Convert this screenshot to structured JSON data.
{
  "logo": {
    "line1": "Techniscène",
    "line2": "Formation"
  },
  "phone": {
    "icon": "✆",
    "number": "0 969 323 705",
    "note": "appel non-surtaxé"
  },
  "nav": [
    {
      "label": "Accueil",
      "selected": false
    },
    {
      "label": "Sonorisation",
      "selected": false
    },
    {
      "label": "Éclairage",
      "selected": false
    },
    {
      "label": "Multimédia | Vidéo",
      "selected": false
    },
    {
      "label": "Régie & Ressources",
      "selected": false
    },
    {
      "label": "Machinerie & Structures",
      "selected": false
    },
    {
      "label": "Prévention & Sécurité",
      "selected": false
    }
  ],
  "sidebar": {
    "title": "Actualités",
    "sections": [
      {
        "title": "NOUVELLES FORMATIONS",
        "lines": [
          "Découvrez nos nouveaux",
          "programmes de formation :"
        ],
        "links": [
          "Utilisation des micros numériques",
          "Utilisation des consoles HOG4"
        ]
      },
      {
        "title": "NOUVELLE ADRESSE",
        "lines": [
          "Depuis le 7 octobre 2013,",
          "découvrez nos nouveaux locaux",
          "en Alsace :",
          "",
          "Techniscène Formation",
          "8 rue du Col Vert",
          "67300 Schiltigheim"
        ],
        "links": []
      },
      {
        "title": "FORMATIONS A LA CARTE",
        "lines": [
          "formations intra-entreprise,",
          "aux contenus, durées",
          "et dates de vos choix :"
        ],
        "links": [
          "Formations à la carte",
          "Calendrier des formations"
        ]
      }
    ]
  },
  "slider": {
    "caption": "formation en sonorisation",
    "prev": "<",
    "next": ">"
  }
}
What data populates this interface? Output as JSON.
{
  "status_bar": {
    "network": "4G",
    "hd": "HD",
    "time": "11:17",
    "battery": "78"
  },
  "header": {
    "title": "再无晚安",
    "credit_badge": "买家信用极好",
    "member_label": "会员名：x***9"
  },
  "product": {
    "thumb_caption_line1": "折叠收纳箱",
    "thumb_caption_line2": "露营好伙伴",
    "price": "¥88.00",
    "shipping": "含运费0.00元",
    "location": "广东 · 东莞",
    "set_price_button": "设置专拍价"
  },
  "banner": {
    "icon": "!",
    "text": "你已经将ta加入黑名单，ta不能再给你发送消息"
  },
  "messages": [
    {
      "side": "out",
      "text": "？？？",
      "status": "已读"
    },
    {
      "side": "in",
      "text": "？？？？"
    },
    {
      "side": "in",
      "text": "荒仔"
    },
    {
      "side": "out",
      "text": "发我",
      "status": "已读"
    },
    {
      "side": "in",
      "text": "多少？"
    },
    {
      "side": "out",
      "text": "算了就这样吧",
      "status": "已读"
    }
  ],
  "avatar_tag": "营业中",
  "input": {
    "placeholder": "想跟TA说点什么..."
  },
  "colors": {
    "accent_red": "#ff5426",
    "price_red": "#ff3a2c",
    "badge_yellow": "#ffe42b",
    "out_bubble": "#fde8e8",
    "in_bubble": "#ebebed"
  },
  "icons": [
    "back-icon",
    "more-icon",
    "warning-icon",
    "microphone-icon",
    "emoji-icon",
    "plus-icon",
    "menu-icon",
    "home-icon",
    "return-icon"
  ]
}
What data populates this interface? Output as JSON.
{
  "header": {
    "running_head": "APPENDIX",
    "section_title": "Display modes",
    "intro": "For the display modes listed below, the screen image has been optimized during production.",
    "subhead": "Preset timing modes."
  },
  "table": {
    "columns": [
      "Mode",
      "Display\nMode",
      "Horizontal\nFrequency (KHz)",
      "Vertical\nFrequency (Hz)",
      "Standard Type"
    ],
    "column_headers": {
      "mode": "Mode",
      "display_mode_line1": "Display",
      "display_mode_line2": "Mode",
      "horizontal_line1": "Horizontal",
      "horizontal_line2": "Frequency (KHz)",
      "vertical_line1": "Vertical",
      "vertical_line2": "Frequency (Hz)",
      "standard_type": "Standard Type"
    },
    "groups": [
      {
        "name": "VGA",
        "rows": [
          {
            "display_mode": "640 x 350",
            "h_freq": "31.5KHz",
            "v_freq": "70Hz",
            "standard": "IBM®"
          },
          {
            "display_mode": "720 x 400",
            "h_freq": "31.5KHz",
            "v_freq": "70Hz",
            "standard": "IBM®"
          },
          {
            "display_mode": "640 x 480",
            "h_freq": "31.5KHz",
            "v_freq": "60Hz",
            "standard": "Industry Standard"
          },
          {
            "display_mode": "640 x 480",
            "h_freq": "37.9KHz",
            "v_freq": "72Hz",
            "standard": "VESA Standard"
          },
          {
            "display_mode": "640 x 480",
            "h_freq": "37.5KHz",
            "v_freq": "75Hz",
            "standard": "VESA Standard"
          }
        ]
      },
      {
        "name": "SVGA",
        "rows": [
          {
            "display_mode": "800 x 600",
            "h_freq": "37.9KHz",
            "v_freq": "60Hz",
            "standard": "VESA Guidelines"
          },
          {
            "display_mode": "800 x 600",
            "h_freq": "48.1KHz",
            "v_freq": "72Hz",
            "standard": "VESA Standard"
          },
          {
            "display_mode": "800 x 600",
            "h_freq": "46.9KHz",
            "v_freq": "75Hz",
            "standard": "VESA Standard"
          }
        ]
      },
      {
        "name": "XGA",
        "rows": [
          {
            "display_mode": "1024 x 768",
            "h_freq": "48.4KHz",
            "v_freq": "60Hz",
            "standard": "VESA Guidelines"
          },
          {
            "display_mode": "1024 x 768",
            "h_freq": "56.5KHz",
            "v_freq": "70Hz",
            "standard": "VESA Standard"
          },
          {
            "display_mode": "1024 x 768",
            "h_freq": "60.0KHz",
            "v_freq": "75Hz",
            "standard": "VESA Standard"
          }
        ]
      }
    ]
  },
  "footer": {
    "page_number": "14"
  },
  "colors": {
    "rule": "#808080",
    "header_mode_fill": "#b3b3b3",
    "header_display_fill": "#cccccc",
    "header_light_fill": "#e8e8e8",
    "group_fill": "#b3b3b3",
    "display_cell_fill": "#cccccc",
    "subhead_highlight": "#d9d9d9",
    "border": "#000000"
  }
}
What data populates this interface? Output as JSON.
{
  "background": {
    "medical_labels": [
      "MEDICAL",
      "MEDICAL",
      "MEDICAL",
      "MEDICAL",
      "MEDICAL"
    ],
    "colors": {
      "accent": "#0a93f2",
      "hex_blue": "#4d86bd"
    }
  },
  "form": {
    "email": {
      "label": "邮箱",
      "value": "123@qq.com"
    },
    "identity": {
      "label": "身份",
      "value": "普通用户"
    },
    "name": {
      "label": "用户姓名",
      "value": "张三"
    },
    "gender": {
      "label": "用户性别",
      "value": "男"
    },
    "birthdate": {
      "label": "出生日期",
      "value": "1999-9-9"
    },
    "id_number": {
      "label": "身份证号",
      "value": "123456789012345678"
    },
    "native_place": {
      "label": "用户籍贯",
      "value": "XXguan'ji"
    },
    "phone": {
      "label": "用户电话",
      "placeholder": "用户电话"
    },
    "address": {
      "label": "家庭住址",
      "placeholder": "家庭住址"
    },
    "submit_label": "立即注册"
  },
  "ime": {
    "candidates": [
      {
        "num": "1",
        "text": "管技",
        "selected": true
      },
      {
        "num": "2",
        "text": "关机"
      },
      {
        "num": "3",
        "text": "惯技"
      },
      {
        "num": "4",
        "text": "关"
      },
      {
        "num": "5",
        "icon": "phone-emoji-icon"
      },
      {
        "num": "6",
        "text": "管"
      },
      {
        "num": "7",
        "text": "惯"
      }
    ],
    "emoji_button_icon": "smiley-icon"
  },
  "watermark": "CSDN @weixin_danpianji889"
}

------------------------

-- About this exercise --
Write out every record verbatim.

-- The completed task --
Convert this screenshot to structured JSON data.
{
  "logo": {
    "line1": "Techniscène",
    "line2": "Formation"
  },
  "phone": {
    "icon": "✆",
    "number": "0 969 323 705",
    "note": "appel non-surtaxé"
  },
  "nav": [
    {
      "label": "Accueil",
      "selected": false
    },
    {
      "label": "Sonorisation",
      "selected": false
    },
    {
      "label": "Éclairage",
      "selected": false
    },
    {
      "label": "Multimédia | Vidéo",
      "selected": false
    },
    {
      "label": "Régie & Ressources",
      "selected": false
    },
    {
      "label": "Machinerie & Structures",
      "selected": false
    },
    {
      "label": "Prévention & Sécurité",
      "selected": false
    }
  ],
  "sidebar": {
    "title": "Actualités",
    "sections": [
      {
        "title": "NOUVELLES FORMATIONS",
        "lines": [
          "Découvrez nos nouveaux",
          "programmes de formation :"
        ],
        "links": [
          "Utilisation des micros numériques",
          "Utilisation des consoles HOG4"
        ]
      },
      {
        "title": "NOUVELLE ADRESSE",
        "lines": [
          "Depuis le 7 octobre 2013,",
          "découvrez nos nouveaux locaux",
          "en Alsace :",
          "",
          "Techniscène Formation",
          "8 rue du Col Vert",
          "67300 Schiltigheim"
        ],
        "links": []
      },
      {
        "title": "FORMATIONS A LA CARTE",
        "lines": [
          "formations intra-entreprise,",
          "aux contenus, durées",
          "et dates de vos choix :"
        ],
        "links": [
          "Formations à la carte",
          "Calendrier des formations"
        ]
      }
    ]
  },
  "slider": {
    "caption": "formation en sonorisation",
    "prev": "<",
    "next": ">"
  }
}
What data populates this interface? Output as JSON.
{
  "status_bar": {
    "network": "4G",
    "hd": "HD",
    "time": "11:17",
    "battery": "78"
  },
  "header": {
    "title": "再无晚安",
    "credit_badge": "买家信用极好",
    "member_label": "会员名：x***9"
  },
  "product": {
    "thumb_caption_line1": "折叠收纳箱",
    "thumb_caption_line2": "露营好伙伴",
    "price": "¥88.00",
    "shipping": "含运费0.00元",
    "location": "广东 · 东莞",
    "set_price_button": "设置专拍价"
  },
  "banner": {
    "icon": "!",
    "text": "你已经将ta加入黑名单，ta不能再给你发送消息"
  },
  "messages": [
    {
      "side": "out",
      "text": "？？？",
      "status": "已读"
    },
    {
      "side": "in",
      "text": "？？？？"
    },
    {
      "side": "in",
      "text": "荒仔"
    },
    {
      "side": "out",
      "text": "发我",
      "status": "已读"
    },
    {
      "side": "in",
      "text": "多少？"
    },
    {
      "side": "out",
      "text": "算了就这样吧",
      "status": "已读"
    }
  ],
  "avatar_tag": "营业中",
  "input": {
    "placeholder": "想跟TA说点什么..."
  },
  "colors": {
    "accent_red": "#ff5426",
    "price_red": "#ff3a2c",
    "badge_yellow": "#ffe42b",
    "out_bubble": "#fde8e8",
    "in_bubble": "#ebebed"
  },
  "icons": [
    "back-icon",
    "more-icon",
    "warning-icon",
    "microphone-icon",
    "emoji-icon",
    "plus-icon",
    "menu-icon",
    "home-icon",
    "return-icon"
  ]
}
What data populates this interface? Output as JSON.
{
  "header": {
    "running_head": "APPENDIX",
    "section_title": "Display modes",
    "intro": "For the display modes listed below, the screen image has been optimized during production.",
    "subhead": "Preset timing modes."
  },
  "table": {
    "columns": [
      "Mode",
      "Display\nMode",
      "Horizontal\nFrequency (KHz)",
      "Vertical\nFrequency (Hz)",
      "Standard Type"
    ],
    "column_headers": {
      "mode": "Mode",
      "display_mode_line1": "Display",
      "display_mode_line2": "Mode",
      "horizontal_line1": "Horizontal",
      "horizontal_line2": "Frequency (KHz)",
      "vertical_line1": "Vertical",
      "vertical_line2": "Frequency (Hz)",
      "standard_type": "Standard Type"
    },
    "groups": [
      {
        "name": "VGA",
        "rows": [
          {
            "display_mode": "640 x 350",
            "h_freq": "31.5KHz",
            "v_freq": "70Hz",
            "standard": "IBM®"
          },
          {
            "display_mode": "720 x 400",
            "h_freq": "31.5KHz",
            "v_freq": "70Hz",
            "standard": "IBM®"
          },
          {
            "display_mode": "640 x 480",
            "h_freq": "31.5KHz",
            "v_freq": "60Hz",
            "standard": "Industry Standard"
          },
          {
            "display_mode": "640 x 480",
            "h_freq": "37.9KHz",
            "v_freq": "72Hz",
            "standard": "VESA Standard"
          },
          {
            "display_mode": "640 x 480",
            "h_freq": "37.5KHz",
            "v_freq": "75Hz",
            "standard": "VESA Standard"
          }
        ]
      },
      {
        "name": "SVGA",
        "rows": [
          {
            "display_mode": "800 x 600",
            "h_freq": "37.9KHz",
            "v_freq": "60Hz",
            "standard": "VESA Guidelines"
          },
          {
            "display_mode": "800 x 600",
            "h_freq": "48.1KHz",
            "v_freq": "72Hz",
            "standard": "VESA Standard"
          },
          {
            "display_mode": "800 x 600",
            "h_freq": "46.9KHz",
            "v_freq": "75Hz",
            "standard": "VESA Standard"
          }
        ]
      },
      {
        "name": "XGA",
        "rows": [
          {
            "display_mode": "1024 x 768",
            "h_freq": "48.4KHz",
            "v_freq": "60Hz",
            "standard": "VESA Guidelines"
          },
          {
            "display_mode": "1024 x 768",
            "h_freq": "56.5KHz",
            "v_freq": "70Hz",
            "standard": "VESA Standard"
          },
          {
            "display_mode": "1024 x 768",
            "h_freq": "60.0KHz",
            "v_freq": "75Hz",
            "standard": "VESA Standard"
          }
        ]
      }
    ]
  },
  "footer": {
    "page_number": "14"
  },
  "colors": {
    "rule": "#808080",
    "header_mode_fill": "#b3b3b3",
    "header_display_fill": "#cccccc",
    "header_light_fill": "#e8e8e8",
    "group_fill": "#b3b3b3",
    "display_cell_fill": "#cccccc",
    "subhead_highlight": "#d9d9d9",
    "border": "#000000"
  }
}
What data populates this interface? Output as JSON.
{
  "background": {
    "medical_labels": [
      "MEDICAL",
      "MEDICAL",
      "MEDICAL",
      "MEDICAL",
      "MEDICAL"
    ],
    "colors": {
      "accent": "#0a93f2",
      "hex_blue": "#4d86bd"
    }
  },
  "form": {
    "email": {
      "label": "邮箱",
      "value": "123@qq.com"
    },
    "identity": {
      "label": "身份",
      "value": "普通用户"
    },
    "name": {
      "label": "用户姓名",
      "value": "张三"
    },
    "gender": {
      "label": "用户性别",
      "value": "男"
    },
    "birthdate": {
      "label": "出生日期",
      "value": "1999-9-9"
    },
    "id_number": {
      "label": "身份证号",
      "value": "123456789012345678"
    },
    "native_place": {
      "label": "用户籍贯",
      "value": "XXguan'ji"
    },
    "phone": {
      "label": "用户电话",
      "placeholder": "用户电话"
    },
    "address": {
      "label": "家庭住址",
      "placeholder": "家庭住址"
    },
    "submit_label": "立即注册"
  },
  "ime": {
    "candidates": [
      {
        "num": "1",
        "text": "管技",
        "selected": true
      },
      {
        "num": "2",
        "text": "关机"
      },
      {
        "num": "3",
        "text": "惯技"
      },
      {
        "num": "4",
        "text": "关"
      },
      {
        "num": "5",
        "icon": "phone-emoji-icon"
      },
      {
        "num": "6",
        "text": "管"
      },
      {
        "num": "7",
        "text": "惯"
      }
    ],
    "emoji_button_icon": "smiley-icon"
  },
  "watermark": "CSDN @weixin_danpianji889"
}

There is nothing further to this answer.